The Man Who Called Trump “dumb ass”
It’s no hyperbole to describe the South Africa-born and now a US citizen Leon Musk as an enigma. He fits the bill perfectly. Not for nothing, Time magazine and the Financial Times have named him as the Person Of The Year 2021.
He is an engineer first with an unusually inquisitive mind coupled with hard work and a large dose of devil-may-care attitude. But for this cocktail of traits, he would not be where he is today: the world’s most well-known electric vehicle evangelist-cum-manufacturer. And successful at that.
Tesla and Musk are synonyms; the space explorer in whom the most cerebral NASA has entrusted the responsibility of sending astronauts to space after years of abandonment, bypassing the aerospace czars like Boeing and others. On his own, Musk is aiming to colonize Mars, the red planet.

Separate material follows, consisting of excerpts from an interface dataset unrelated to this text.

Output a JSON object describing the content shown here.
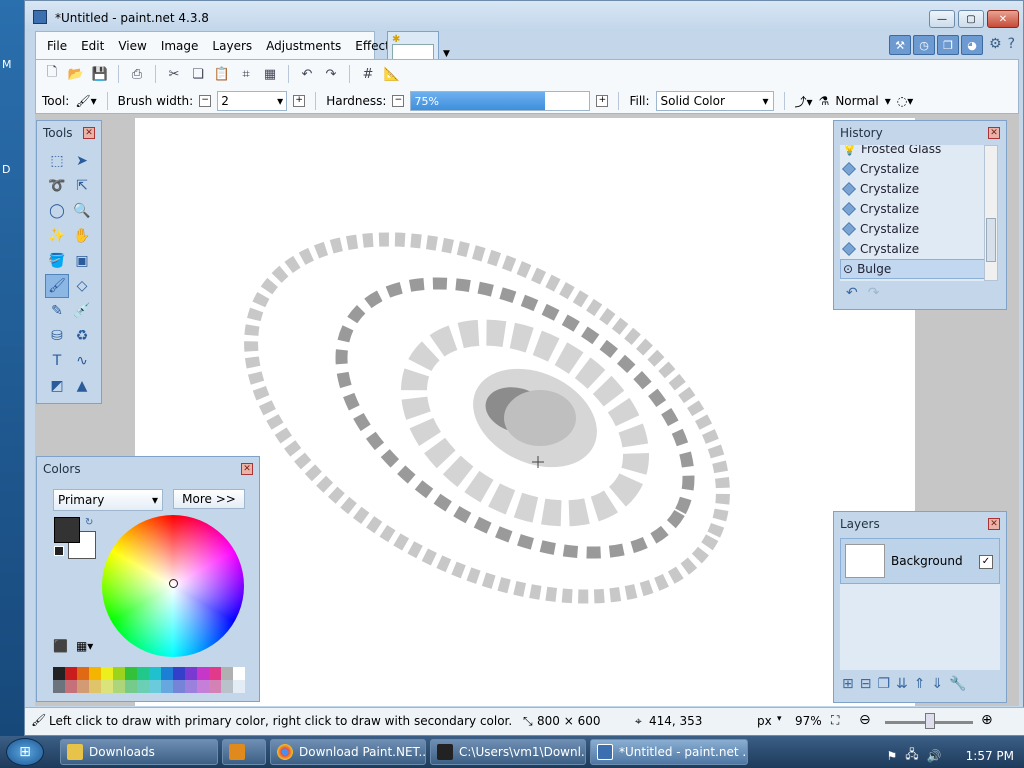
{
  "desktop": {
    "labels": [
      "M",
      "D"
    ]
  },
  "window": {
    "title": "*Untitled - paint.net 4.3.8"
  },
  "menu": [
    "File",
    "Edit",
    "View",
    "Image",
    "Layers",
    "Adjustments",
    "Effects"
  ],
  "toolbar": {
    "tool_label": "Tool:",
    "brush_width_label": "Brush width:",
    "brush_width_value": "2",
    "hardness_label": "Hardness:",
    "hardness_value": "75%",
    "hardness_fraction": 0.75,
    "fill_label": "Fill:",
    "fill_value": "Solid Color",
    "blend_mode": "Normal"
  },
  "tools_panel": {
    "title": "Tools"
  },
  "colors_panel": {
    "title": "Colors",
    "mode": "Primary",
    "more_label": "More >>",
    "primary_color": "#333333",
    "secondary_color": "#ffffff"
  },
  "history_panel": {
    "title": "History",
    "items": [
      "Frosted Glass",
      "Crystalize",
      "Crystalize",
      "Crystalize",
      "Crystalize",
      "Crystalize",
      "Bulge"
    ]
  },
  "layers_panel": {
    "title": "Layers",
    "layer_name": "Background"
  },
  "status": {
    "hint": "Left click to draw with primary color, right click to draw with secondary color.",
    "image_size": "800 × 600",
    "cursor_pos": "414, 353",
    "unit": "px",
    "zoom": "97%"
  },
  "taskbar": {
    "items": [
      "Downloads",
      "Download Paint.NET...",
      "C:\\Users\\vm1\\Downl...",
      "*Untitled - paint.net ..."
    ],
    "time": "1:57 PM"
  },
  "palette_colors": [
    "#222222",
    "#c91c1c",
    "#e06a13",
    "#f5b400",
    "#ecef1e",
    "#9bd31d",
    "#34c13a",
    "#22c88a",
    "#1fc1cf",
    "#1b7fd5",
    "#3440c9",
    "#7a3ad1",
    "#c637c9",
    "#e23a8b",
    "#b0b0b0",
    "#ffffff"
  ]
}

Global auto giants had to eat crow and were left with no alternative but to jump into the new realm of electric vehicle manufacturing after Musk demonstrated it is doable, marketable, and showcased the huge pool of potential buyers worldwide not by talking, but through selling in the marketplace. For too long, they pooh-poohed the Tesla man and tried to wriggle out of internal combustion engine or ICE engine dalliance, despite the global warming threat looming large. Such a don’t-care attitude proved costly, with all ICE vehicle makers losing market share. Now they are jostling with one another in the EV race.
So, Musk fully deserves the awards. FT succinctly explains its rationale for choosing him: It picked him as its Person of the Year “because he has triggered a historic shift in the world’s auto industry towards electric vehicles. Even if Tesla were to collapse next year somehow — something that unlike two years ago, no one is now predicting — Musk would have transformed one of the world’s most important industries in ways that could have profound implications for governments, investors, and for the climate.”
Financial Times restricted its eulogy to one single broadsheet page. On the other, Time magazine profiled Musk in 15-odd pages between covers. An exhaustive coverage. Editor-in-Chief and CEO of Time Felsenthal go ga-ga in explaining his selection. “We don’t yet know how fully Tesla, SpaceX, and the ventures Musk has yet to think up will change our lives. At 50, he has plenty of time to write the future, his own and ours. Like it or not, we are now in Musk’s world. For creating solutions to an existential crisis, for embodying the possibilities and the perils of the age of tech titans, for driving society’s most daring and disruptive transformations,” TIME has picked Elon Musk as its 2021 Person Of the Year.
Musk is the world’s richest man with a personal asset of US$300 million, and Tesla’s market capitalization is over a trillion dollars. Mind you, he was broke multiple times over the years and almost on the verge of bankruptcy. Luckily Dame Luck smiled and came to his rescue every time. He is a maverick, no doubt.
A man with 67 million followers on Twitter, his thoughts in as few as 140 or lesser characters are consumed and acted upon instantly, causing a tsunami on Wall Street. A decade ago, he was laughed at and called “fraud” or “looney” by many. He has the gumption to call Donald Trump during his Presidency “dumbass” publicly via social media! He brushed aside those innuendos, and through a focus on the work at hand, he smashed his critics mercilessly
Perhaps he never heard the word “impossible.” And, he was never afraid of risk-taking, an essential ingredient to being a successful entrepreneur. Not everything one touches would turn into gold. Some may flop. Some may succeed. Musk knew his onions well. Yes, at times, he overpromised and under-delivered. Even then, what he offered was attention-grabbing.
All these wealth and accolades do not mean that he is hoisted on a pedestal for worship. He has his quota of opponents. Life will never be the same for him. Now that the auto giants have woken up and joined the competition to embrace the EV race to tame the global climate crisis, Musk may spend more time on the shop floor of his projects, risking his personal life as two women have walked out of his life due to his miscued work-life balance. Is he right? Who knows.
We may visit or even migrate to Moon or Mars, courtesy of Musk. But one thing is for sure. The future generation can breathe easier with less carbon emission due to Musk’s EV evangelism. That’s a big gift to humanity. Thanks, Musk!